If all this volume were shipped, Brazil could even surpass the export record set for a single month – around 14.85 million tons – registered in April 2020, as registered by government data. However the logistic challenges are great, especially in a rainy season like this year, which delays the loading of soy from the field to the ports, according to experts.

“Despite the delay in the harvest, there is already enough volume harvested to export 15 million tons, even more considering that the harvest should advance well in the coming weeks. The question is whether we will be able to transport all that soy to the ports. It will depend a lot on the climate.

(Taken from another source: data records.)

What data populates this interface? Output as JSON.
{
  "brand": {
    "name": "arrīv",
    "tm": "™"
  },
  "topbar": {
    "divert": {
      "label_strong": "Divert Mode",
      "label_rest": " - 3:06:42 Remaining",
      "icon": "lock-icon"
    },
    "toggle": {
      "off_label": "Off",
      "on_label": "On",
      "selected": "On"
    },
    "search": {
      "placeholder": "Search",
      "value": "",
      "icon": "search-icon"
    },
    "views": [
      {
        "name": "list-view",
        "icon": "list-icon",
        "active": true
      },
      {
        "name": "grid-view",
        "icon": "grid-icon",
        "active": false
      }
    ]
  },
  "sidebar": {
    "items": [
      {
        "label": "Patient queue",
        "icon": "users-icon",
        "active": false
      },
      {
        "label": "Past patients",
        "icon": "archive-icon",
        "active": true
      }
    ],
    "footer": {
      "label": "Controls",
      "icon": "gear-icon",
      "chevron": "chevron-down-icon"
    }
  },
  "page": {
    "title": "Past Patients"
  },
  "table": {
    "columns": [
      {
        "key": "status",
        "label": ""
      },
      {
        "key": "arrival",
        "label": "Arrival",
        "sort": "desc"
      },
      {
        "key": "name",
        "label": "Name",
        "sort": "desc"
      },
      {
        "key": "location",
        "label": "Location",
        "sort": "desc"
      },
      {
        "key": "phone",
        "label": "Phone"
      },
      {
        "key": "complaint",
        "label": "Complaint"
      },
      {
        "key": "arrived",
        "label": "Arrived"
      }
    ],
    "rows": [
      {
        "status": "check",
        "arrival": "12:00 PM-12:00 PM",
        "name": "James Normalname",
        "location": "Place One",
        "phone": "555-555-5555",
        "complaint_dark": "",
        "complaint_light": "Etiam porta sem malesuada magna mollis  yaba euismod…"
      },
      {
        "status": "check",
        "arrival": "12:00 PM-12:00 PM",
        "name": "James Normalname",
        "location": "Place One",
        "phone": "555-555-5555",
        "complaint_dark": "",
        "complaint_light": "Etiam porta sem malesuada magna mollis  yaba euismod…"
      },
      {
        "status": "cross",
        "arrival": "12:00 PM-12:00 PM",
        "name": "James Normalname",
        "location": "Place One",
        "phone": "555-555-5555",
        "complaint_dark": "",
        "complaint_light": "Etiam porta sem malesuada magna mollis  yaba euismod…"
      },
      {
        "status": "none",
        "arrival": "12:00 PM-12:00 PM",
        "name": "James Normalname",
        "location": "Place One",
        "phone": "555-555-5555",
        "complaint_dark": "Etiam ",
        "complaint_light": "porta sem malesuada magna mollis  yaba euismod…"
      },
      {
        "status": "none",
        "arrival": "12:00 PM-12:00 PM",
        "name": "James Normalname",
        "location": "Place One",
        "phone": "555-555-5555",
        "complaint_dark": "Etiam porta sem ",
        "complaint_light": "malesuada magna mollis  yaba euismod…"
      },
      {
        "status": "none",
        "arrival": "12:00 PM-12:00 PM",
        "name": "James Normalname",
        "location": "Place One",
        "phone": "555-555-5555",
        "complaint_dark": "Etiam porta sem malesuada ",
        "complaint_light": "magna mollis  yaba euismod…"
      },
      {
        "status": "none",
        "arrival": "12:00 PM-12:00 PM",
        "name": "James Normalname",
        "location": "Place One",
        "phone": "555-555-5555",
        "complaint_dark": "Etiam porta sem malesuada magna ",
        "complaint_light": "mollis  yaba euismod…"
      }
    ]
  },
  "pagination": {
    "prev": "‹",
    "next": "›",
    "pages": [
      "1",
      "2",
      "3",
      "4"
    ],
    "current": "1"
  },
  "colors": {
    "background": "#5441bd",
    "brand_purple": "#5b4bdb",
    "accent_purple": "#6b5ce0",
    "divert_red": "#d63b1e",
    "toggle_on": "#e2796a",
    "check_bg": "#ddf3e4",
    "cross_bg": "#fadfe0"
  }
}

March started exceptionally rainy in several states, ”said analyst Daniele Siqueira, from AgRural consulting firm.

AgRural pointed out that until last week, the harvesting pace was the slowest in ten years, and the country had harvested a quarter of its harvest by February 25th. This had an impact on last month’s shipments, which fell about 40% compared to the same period in 2020, to almost 3 million tons, and thus the long queue of vessels awaiting for exports in March.

For Aedson Pereira, from IHS Markit, “leaving everything” on the schedule is “impossible”, due to the complications caused by the rains. Still, March should be at record levels, marking the beginning of the period in the year when shipments from the largest global soy producer and exporter become stronger. E|xpectations for the country’s total exports in the year exceed 80 million tons.

In March last year, Brazilian shipments reached an all-time high of 10.85 million tons. The port with the most ships scheduled for March is Santos, the main terminal for soy shipments from Brazil, with more than 70 ships scheduled, according to Cargonave data. In the same period last year, the expectation was 58 ships.

In Paranaguá (PR), there are 50 vessels, versus 32 that had been planned for the same month last year, according to Cargonave. The schedule of soy shipments is also intense in Itaqui, Maranhão, with 28 vessels, double the amount seen last year. In Barcarena, Pará, there are 30 ships scheduled for March, versus 19 in the same period last year. The port of São Francisco do Sul, in Santa Catarina, has almost twice the number of ships scheduled as the same time last year, totaling about 15.

Source: Hellenic Shipping